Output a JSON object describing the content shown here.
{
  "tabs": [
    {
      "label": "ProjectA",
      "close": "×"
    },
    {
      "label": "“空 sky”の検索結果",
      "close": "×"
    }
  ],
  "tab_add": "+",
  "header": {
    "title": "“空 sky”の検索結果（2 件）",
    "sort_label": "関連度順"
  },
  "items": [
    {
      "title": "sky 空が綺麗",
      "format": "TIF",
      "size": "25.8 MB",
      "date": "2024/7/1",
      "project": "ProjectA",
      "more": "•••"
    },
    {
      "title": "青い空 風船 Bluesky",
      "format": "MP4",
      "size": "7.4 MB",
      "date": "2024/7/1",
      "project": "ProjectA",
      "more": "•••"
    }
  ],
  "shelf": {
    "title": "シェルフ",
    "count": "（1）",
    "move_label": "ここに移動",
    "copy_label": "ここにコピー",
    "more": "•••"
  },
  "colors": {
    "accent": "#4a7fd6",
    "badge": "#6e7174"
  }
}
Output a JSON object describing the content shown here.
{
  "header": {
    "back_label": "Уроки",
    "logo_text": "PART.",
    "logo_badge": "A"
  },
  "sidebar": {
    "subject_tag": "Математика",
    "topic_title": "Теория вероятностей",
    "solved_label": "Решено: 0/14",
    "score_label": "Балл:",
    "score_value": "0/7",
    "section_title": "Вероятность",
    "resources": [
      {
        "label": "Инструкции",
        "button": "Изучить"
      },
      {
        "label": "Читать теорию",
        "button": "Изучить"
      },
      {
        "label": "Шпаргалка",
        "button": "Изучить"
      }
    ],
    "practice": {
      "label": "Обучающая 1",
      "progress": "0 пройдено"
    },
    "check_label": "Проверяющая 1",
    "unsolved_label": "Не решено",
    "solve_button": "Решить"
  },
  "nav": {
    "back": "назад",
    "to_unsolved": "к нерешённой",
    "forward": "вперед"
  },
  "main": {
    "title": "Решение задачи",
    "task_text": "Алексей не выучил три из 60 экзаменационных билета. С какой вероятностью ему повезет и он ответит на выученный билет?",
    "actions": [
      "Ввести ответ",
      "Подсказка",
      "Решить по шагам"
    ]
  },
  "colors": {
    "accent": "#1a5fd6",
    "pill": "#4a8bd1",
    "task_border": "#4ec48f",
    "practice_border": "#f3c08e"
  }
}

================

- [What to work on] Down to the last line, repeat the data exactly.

- [Response below]
Output a JSON object describing the content shown here.
{
  "tabs": [
    {
      "label": "ProjectA",
      "close": "×"
    },
    {
      "label": "“空 sky”の検索結果",
      "close": "×"
    }
  ],
  "tab_add": "+",
  "header": {
    "title": "“空 sky”の検索結果（2 件）",
    "sort_label": "関連度順"
  },
  "items": [
    {
      "title": "sky 空が綺麗",
      "format": "TIF",
      "size": "25.8 MB",
      "date": "2024/7/1",
      "project": "ProjectA",
      "more": "•••"
    },
    {
      "title": "青い空 風船 Bluesky",
      "format": "MP4",
      "size": "7.4 MB",
      "date": "2024/7/1",
      "project": "ProjectA",
      "more": "•••"
    }
  ],
  "shelf": {
    "title": "シェルフ",
    "count": "（1）",
    "move_label": "ここに移動",
    "copy_label": "ここにコピー",
    "more": "•••"
  },
  "colors": {
    "accent": "#4a7fd6",
    "badge": "#6e7174"
  }
}
Output a JSON object describing the content shown here.
{
  "header": {
    "back_label": "Уроки",
    "logo_text": "PART.",
    "logo_badge": "A"
  },
  "sidebar": {
    "subject_tag": "Математика",
    "topic_title": "Теория вероятностей",
    "solved_label": "Решено: 0/14",
    "score_label": "Балл:",
    "score_value": "0/7",
    "section_title": "Вероятность",
    "resources": [
      {
        "label": "Инструкции",
        "button": "Изучить"
      },
      {
        "label": "Читать теорию",
        "button": "Изучить"
      },
      {
        "label": "Шпаргалка",
        "button": "Изучить"
      }
    ],
    "practice": {
      "label": "Обучающая 1",
      "progress": "0 пройдено"
    },
    "check_label": "Проверяющая 1",
    "unsolved_label": "Не решено",
    "solve_button": "Решить"
  },
  "nav": {
    "back": "назад",
    "to_unsolved": "к нерешённой",
    "forward": "вперед"
  },
  "main": {
    "title": "Решение задачи",
    "task_text": "Алексей не выучил три из 60 экзаменационных билета. С какой вероятностью ему повезет и он ответит на выученный билет?",
    "actions": [
      "Ввести ответ",
      "Подсказка",
      "Решить по шагам"
    ]
  },
  "colors": {
    "accent": "#1a5fd6",
    "pill": "#4a8bd1",
    "task_border": "#4ec48f",
    "practice_border": "#f3c08e"
  }
}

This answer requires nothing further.